Monday, 30 April 2018

The Rose-Ringed Parakeets have discovered how to remove the lid of the bird feeder in the Rose Garden ...

... so they can dive right in. No wonder it runs out in a day.

It was a vile cold wet day, and no one was feeding the parakeets in the usual place near the leaf yard. They waited hopefully in a tree with more green birds than green leaves.

A lot of Swifts visisted the Serpentine today. Since they never land except to nest, they drink by catching raindrops. If it isn't raining, they skim the surface of the water and scoop up a beakful.

A Pied Wagtail paused for a moment on a wet kerbstone at the edge of the lake.

There was a Grey Wagtail in the grass a short way off.

No one was sitting outside the Dell restaurant, so the local Grey Heron could preen undisturbed on the balcony.

The Great Crested Grebes on the island were together at their nest. There is a chick on the left of them, which I hadn't seen through the viewfinder when taking this photograph. It was in exactly the same position in all the pictures. I do hope it was just resting.

The wind became quite strong around midday, ruffling the feathers of the solitary Mandarin drake as he looked for food on the edge of the Serpentine.

The floating baskets around the island have come adrift, allowing a Mute Swan to get in and explore new territory.

The Greylag Goose nesting on the basket might soon be making an unexpected voyage.

A Canada Goose charged down the Serpentine, not disturbing the Swifts whizzing around it as they are infinitely more agile.

Another swan stood on a Coots' nest to preen. It shows how strong these nests are built.

This is a top view of the Coots' nest at the outflow of the Serpentine, unfortunately sited on the edge of the weir so that the chicks are quickly swept away.


  1. I am racking my brains trying to remember where have I seen a picture of a tree with birds for leaves before. I almost wish to think it was a surrealist painting.

    I too hope the Grebe chick is resting. It'd be too cruel otherwise. We are so looking forward to seeing them.

    How can those Coots not realize that no chick has ever survived in that nest?

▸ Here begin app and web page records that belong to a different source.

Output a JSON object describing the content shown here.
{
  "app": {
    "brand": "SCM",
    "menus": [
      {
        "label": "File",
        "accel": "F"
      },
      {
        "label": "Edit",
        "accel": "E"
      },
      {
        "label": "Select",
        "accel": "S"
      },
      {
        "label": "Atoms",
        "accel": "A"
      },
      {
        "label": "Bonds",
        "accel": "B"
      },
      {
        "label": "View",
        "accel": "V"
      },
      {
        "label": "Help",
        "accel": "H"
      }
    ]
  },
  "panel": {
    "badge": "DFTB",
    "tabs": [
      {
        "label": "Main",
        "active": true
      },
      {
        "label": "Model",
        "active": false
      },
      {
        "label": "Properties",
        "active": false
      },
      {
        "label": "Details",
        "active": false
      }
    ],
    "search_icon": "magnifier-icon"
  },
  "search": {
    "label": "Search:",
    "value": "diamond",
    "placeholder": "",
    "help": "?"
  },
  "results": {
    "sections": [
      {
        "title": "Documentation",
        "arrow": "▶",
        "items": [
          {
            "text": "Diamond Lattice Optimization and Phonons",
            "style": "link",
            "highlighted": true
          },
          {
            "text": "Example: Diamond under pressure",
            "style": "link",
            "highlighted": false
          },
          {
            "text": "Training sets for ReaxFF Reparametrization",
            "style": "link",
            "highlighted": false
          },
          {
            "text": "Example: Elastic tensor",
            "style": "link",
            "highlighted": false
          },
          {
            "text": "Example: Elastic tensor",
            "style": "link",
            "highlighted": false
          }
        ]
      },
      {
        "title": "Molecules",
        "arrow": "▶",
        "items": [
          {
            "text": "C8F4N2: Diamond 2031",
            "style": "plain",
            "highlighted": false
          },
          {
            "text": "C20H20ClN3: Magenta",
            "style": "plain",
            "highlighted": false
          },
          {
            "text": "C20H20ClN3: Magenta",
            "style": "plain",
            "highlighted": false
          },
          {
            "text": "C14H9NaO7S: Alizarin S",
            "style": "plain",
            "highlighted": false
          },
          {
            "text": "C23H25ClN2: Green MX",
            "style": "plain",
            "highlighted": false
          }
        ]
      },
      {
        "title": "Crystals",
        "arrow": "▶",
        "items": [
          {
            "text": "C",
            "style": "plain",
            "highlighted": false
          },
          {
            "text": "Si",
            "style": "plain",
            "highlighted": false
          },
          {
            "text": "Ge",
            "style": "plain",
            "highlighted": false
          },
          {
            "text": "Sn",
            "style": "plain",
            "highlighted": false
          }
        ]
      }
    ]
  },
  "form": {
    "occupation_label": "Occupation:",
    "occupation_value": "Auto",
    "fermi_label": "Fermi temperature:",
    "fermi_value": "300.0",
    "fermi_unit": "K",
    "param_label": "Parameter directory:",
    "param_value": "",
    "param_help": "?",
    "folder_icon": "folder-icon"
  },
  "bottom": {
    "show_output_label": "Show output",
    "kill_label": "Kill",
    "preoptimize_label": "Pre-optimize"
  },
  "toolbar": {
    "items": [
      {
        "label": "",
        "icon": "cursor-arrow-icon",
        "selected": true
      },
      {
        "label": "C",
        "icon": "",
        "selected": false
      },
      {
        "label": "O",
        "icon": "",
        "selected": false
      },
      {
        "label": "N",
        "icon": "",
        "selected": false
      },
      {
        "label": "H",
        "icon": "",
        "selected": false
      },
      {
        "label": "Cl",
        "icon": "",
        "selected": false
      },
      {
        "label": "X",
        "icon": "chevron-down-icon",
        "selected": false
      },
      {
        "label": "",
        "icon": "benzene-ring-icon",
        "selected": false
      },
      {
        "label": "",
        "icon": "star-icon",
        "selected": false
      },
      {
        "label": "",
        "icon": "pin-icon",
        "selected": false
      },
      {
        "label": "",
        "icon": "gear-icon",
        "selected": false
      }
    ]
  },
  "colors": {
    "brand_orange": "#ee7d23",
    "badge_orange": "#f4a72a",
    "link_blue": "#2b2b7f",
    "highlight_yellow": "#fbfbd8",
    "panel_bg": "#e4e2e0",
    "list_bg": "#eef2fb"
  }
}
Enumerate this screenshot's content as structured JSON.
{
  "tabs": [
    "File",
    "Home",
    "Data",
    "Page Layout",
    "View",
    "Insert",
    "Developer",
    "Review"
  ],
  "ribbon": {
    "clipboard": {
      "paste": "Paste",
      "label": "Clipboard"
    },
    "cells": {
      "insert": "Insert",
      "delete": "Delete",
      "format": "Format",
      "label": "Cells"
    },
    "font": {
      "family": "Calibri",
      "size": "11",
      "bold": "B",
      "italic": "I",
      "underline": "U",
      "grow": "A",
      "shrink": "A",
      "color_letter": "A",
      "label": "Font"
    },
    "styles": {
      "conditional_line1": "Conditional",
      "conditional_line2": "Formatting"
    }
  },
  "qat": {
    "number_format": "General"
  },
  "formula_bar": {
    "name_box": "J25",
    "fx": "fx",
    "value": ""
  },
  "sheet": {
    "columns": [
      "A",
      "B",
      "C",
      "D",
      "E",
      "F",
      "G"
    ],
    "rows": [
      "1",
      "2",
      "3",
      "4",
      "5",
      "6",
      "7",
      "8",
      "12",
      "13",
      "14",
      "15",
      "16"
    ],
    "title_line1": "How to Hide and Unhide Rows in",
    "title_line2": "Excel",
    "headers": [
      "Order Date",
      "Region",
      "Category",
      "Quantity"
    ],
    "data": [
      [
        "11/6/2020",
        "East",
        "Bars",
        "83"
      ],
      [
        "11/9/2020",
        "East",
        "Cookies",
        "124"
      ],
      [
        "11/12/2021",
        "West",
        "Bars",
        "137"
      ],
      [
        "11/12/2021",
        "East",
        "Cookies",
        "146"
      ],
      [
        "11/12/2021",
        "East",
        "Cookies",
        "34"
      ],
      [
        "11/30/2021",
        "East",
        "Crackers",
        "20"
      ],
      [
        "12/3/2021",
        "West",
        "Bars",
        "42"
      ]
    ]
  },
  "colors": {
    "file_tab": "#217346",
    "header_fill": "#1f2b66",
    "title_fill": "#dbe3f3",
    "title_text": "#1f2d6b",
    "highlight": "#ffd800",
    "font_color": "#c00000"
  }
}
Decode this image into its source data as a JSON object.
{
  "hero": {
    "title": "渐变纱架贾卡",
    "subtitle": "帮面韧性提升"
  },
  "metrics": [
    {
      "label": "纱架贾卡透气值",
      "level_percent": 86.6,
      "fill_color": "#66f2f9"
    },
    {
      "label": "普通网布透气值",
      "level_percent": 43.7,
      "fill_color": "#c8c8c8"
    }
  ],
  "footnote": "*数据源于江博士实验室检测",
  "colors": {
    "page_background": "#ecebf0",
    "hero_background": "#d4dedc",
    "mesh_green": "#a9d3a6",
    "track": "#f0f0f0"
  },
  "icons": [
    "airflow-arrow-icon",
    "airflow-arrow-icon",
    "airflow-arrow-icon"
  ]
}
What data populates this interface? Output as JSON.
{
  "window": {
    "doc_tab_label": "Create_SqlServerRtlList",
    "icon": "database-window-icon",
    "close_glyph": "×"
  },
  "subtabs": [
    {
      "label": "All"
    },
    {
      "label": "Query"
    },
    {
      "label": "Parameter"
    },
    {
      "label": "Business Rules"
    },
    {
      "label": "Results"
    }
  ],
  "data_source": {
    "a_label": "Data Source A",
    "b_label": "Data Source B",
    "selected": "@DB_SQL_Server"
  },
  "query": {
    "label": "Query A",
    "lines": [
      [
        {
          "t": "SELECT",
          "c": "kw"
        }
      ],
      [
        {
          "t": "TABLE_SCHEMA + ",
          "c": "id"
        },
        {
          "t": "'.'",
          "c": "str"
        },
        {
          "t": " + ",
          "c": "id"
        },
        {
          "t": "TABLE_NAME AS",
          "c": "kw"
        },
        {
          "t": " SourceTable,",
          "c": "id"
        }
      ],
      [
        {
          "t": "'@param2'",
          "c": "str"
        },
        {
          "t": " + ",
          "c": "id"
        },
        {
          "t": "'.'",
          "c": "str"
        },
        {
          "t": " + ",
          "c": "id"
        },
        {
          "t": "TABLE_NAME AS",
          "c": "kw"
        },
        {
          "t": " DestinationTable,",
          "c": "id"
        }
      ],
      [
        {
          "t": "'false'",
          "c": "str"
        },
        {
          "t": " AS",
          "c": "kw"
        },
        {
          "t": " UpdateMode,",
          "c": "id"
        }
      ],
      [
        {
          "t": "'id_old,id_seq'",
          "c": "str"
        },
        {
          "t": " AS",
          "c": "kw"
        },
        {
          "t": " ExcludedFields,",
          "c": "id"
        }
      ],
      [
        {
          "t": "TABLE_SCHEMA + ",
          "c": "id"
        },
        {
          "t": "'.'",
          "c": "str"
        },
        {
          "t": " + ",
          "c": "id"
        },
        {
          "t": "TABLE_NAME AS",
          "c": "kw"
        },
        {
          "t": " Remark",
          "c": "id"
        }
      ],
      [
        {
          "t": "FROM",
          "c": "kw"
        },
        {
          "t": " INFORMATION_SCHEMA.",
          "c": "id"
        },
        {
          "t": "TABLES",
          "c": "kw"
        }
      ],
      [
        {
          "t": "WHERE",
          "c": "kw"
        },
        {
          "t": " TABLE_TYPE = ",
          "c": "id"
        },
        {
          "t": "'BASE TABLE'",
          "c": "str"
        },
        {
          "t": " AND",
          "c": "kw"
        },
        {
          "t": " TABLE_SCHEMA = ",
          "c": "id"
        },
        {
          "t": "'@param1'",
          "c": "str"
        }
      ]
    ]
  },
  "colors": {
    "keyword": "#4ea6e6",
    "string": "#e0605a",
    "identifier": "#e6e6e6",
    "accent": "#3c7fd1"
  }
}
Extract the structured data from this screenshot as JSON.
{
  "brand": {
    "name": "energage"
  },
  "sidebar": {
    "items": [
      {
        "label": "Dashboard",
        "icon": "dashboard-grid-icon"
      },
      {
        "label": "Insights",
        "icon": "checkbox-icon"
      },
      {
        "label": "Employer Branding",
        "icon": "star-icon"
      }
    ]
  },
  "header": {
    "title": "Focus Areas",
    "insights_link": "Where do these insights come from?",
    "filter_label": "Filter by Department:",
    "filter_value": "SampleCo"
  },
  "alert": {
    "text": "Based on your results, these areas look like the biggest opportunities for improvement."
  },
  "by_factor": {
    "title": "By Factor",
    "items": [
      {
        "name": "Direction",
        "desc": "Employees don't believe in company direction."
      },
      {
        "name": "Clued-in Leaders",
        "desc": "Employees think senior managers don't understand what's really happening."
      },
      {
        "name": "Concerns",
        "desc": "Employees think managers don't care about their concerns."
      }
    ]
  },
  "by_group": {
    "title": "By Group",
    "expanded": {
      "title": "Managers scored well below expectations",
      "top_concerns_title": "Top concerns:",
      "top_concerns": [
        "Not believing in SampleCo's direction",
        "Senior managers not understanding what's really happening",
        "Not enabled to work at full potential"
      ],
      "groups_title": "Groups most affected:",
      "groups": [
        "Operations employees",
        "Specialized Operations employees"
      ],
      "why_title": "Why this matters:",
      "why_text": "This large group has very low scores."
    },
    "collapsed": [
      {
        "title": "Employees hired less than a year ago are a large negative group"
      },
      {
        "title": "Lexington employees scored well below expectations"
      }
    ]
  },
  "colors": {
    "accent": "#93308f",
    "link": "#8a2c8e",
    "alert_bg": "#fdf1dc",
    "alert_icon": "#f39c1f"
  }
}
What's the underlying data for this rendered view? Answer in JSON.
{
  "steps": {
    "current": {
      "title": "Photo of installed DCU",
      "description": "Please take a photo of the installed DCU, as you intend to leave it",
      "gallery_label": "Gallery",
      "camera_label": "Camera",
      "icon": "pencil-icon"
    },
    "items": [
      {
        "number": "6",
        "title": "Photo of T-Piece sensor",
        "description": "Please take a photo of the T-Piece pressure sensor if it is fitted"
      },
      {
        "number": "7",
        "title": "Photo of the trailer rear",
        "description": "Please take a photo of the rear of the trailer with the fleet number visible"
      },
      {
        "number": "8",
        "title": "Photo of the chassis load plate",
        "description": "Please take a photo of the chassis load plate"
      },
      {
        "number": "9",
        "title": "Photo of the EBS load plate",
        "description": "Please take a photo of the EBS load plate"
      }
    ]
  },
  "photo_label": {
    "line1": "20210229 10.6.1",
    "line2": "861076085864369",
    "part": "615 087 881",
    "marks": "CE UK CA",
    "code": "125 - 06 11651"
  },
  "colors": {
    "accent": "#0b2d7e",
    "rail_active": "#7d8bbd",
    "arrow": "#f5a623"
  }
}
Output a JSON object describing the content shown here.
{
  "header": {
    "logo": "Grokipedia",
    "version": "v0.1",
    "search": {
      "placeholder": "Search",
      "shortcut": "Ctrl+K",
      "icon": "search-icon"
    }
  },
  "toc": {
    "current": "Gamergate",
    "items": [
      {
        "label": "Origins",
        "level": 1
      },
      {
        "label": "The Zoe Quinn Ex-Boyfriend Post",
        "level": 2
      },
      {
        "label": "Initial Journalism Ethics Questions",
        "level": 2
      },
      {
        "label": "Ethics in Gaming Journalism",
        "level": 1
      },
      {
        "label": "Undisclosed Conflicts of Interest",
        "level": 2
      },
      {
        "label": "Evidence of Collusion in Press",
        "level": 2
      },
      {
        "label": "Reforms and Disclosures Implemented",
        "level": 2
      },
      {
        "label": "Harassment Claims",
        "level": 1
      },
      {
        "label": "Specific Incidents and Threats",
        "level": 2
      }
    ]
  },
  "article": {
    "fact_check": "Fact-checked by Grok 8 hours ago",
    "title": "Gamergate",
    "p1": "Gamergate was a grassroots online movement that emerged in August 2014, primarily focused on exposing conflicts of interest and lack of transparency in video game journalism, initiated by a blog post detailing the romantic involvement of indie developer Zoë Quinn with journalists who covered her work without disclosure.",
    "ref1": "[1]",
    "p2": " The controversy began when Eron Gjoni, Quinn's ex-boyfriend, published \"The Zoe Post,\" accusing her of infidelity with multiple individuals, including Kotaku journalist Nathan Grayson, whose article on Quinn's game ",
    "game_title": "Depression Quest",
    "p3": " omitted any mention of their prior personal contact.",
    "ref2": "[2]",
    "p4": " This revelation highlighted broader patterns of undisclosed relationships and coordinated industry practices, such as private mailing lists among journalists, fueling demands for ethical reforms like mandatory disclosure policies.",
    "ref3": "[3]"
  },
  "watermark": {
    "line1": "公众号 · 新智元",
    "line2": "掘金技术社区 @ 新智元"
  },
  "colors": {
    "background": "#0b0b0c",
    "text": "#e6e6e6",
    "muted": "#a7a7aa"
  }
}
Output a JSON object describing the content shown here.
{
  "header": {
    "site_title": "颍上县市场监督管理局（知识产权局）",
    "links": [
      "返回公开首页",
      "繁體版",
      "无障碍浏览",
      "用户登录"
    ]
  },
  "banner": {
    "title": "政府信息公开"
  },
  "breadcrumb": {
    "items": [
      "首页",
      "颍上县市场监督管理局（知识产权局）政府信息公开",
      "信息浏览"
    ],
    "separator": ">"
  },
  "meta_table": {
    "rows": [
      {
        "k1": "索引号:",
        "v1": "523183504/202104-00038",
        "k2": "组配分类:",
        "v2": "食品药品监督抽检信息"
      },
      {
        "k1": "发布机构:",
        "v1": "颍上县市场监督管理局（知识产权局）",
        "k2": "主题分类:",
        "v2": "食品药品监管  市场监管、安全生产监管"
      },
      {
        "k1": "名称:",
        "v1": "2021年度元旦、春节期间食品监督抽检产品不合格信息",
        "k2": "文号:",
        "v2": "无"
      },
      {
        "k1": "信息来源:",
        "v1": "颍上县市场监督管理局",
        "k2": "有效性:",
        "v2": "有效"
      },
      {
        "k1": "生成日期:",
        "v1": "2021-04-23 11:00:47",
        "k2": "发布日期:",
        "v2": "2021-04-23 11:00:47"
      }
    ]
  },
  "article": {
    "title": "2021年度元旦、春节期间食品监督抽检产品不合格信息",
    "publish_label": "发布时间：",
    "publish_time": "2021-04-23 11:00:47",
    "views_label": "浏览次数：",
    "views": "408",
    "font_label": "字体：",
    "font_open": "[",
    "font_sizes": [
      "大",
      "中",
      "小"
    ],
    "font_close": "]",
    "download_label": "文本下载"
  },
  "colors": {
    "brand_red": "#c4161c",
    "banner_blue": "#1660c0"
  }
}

    1. I have a nasty feeling that, at best, only one chick is going to survive. It's too early in the year and, in the peculiar ecology of the lake, there aren't enough small fish the right size for feeding them. One chick survived from a spring nest on the island last year -- it was the one that was thrown out early because its parents bred again at the more suitable time of midsummer.

      It's possible that the unwise Coots are a different pair each year. All Coots look more or less alike.

  2. What a wonderful shot of the parakeet tree. I wonder why they chose a rare leafless one? I was there a little later when a man came along with a carrier bag for a spot of industrial scale feeding and they descended on him like a scene from the Hitchcock film. Some ducking and diving was needed and it didn’t look entirely painless.

    1. Parakeets seem to like perching on bare twigs. They can often be seen on dead branches sticking out of the tops of trees. I suppose it gives them a better view.

      The parakeet feeders are now out of control. On sunny weekend days there may be over 50 people there.